(Component data from apps and pages)
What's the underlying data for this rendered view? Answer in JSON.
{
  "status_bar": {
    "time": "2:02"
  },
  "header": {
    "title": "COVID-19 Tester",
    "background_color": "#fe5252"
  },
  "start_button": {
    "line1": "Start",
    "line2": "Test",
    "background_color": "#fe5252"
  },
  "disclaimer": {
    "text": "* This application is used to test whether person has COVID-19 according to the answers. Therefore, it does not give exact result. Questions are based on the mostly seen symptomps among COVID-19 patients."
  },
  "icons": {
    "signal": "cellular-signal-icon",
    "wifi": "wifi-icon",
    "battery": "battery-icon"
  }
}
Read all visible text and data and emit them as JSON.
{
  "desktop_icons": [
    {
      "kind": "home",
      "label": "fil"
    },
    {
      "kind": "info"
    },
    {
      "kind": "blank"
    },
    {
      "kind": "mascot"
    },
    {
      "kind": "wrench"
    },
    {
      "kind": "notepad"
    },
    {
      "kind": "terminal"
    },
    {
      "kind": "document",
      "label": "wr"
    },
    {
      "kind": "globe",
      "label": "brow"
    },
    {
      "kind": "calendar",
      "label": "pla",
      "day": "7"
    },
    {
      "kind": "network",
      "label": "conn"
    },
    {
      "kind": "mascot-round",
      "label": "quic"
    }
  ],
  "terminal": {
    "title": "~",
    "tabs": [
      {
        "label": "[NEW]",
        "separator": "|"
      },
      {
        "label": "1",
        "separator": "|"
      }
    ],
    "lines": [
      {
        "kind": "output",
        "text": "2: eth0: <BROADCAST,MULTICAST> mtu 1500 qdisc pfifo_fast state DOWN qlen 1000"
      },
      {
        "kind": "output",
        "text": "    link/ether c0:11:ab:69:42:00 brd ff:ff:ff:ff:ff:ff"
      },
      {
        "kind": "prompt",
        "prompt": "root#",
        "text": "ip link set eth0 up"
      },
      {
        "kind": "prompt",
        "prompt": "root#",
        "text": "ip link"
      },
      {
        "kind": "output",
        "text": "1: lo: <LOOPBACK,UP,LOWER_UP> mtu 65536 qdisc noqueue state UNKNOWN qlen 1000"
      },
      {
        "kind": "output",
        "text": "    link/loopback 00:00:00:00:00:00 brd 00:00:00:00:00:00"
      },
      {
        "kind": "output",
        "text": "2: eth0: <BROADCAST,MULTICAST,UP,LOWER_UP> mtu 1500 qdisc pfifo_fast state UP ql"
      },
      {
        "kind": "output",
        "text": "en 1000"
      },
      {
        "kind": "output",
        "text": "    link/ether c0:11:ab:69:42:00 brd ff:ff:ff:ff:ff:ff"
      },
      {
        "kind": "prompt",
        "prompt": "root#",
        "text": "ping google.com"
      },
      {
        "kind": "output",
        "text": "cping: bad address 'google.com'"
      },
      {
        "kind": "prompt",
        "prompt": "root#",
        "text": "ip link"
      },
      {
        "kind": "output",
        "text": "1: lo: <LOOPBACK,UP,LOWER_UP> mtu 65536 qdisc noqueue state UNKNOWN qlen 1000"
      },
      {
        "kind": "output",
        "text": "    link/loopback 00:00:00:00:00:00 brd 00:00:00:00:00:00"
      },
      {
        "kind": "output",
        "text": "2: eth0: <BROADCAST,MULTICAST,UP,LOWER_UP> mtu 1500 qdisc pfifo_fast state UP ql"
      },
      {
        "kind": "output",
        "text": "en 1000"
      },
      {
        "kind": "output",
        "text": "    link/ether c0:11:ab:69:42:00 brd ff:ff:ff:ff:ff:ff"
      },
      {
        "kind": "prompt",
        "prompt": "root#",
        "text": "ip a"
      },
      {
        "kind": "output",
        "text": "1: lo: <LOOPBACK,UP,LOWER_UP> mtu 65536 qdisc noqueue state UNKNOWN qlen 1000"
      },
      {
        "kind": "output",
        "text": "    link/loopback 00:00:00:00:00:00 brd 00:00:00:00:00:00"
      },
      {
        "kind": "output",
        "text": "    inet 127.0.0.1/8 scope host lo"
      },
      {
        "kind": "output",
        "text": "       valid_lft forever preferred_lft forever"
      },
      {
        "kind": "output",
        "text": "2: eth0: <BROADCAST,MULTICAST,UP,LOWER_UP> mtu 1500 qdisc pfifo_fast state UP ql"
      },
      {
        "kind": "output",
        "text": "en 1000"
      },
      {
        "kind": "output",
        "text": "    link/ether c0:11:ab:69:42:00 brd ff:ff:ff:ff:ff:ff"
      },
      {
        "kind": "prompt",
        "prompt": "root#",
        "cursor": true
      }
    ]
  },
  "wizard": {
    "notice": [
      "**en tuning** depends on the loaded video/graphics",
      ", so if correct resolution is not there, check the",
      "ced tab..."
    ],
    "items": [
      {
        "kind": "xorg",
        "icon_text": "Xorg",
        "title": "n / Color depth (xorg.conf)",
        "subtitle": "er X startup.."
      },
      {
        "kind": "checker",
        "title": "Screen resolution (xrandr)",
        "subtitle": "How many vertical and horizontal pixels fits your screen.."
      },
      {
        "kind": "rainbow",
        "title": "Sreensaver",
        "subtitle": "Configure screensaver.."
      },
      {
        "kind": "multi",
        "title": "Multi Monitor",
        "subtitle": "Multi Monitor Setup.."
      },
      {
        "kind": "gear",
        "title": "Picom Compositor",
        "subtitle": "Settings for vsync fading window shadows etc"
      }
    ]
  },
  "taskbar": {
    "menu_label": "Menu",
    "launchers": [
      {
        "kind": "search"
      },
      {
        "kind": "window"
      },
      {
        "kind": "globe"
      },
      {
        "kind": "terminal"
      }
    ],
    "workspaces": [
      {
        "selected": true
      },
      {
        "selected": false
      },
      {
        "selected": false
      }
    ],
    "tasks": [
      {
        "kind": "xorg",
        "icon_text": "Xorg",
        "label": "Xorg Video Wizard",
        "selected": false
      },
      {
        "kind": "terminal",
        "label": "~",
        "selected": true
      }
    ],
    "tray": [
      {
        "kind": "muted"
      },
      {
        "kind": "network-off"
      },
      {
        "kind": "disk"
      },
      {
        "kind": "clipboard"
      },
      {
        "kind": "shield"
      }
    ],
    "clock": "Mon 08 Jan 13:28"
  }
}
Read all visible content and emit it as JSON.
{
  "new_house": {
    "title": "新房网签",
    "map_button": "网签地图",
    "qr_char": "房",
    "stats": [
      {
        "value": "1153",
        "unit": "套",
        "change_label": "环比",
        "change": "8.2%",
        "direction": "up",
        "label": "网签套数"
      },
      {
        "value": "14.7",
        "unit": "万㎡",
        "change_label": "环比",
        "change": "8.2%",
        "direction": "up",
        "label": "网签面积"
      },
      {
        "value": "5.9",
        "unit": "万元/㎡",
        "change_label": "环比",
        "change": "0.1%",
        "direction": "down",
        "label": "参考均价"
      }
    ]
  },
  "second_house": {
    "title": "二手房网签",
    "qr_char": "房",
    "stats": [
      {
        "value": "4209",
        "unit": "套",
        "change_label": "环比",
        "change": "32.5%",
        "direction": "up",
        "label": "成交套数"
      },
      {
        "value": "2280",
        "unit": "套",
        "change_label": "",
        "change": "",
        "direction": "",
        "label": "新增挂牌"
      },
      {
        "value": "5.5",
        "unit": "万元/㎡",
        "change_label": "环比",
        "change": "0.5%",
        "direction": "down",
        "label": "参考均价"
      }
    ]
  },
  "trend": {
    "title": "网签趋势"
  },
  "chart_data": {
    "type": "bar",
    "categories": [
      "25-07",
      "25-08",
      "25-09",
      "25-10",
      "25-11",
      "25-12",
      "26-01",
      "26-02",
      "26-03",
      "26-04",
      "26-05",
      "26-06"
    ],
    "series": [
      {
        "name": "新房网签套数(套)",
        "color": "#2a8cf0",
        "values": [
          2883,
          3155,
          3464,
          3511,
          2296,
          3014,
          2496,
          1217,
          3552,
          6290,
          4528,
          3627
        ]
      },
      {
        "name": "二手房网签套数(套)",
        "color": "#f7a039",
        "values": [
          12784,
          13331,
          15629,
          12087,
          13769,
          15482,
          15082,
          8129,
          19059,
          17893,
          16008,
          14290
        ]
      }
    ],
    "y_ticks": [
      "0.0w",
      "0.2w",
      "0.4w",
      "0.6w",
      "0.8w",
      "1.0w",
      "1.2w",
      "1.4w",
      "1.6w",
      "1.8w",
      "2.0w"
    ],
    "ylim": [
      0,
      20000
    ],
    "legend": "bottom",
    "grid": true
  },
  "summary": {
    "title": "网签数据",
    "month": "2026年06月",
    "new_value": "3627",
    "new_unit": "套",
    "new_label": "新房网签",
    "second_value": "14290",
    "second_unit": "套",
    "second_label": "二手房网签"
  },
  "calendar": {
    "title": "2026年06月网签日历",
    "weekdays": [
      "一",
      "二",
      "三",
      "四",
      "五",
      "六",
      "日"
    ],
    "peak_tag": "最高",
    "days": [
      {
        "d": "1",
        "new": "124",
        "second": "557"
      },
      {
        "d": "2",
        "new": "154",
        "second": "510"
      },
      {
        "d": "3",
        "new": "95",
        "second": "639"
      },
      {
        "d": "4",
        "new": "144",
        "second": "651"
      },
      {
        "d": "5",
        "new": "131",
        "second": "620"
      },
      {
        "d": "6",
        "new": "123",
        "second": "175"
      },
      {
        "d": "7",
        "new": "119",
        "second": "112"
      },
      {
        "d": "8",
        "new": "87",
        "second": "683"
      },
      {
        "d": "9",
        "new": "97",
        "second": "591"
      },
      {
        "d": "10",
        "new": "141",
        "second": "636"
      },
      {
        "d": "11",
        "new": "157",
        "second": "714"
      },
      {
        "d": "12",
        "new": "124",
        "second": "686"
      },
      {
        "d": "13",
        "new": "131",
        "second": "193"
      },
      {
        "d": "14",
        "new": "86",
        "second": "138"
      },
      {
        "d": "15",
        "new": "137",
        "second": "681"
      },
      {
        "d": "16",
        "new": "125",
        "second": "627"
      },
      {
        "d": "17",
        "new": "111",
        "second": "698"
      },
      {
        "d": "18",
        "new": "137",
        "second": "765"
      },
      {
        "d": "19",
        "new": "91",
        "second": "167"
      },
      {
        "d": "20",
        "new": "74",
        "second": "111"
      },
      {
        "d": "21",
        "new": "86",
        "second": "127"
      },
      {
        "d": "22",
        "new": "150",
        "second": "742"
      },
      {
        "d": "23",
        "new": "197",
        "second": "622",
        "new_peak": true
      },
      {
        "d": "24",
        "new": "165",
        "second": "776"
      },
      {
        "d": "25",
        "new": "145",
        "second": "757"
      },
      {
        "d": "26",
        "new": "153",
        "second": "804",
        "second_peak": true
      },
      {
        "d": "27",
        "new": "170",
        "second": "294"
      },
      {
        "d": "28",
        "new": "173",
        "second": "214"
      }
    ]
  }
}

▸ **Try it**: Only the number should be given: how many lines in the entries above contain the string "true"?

▸ **Task result**: 6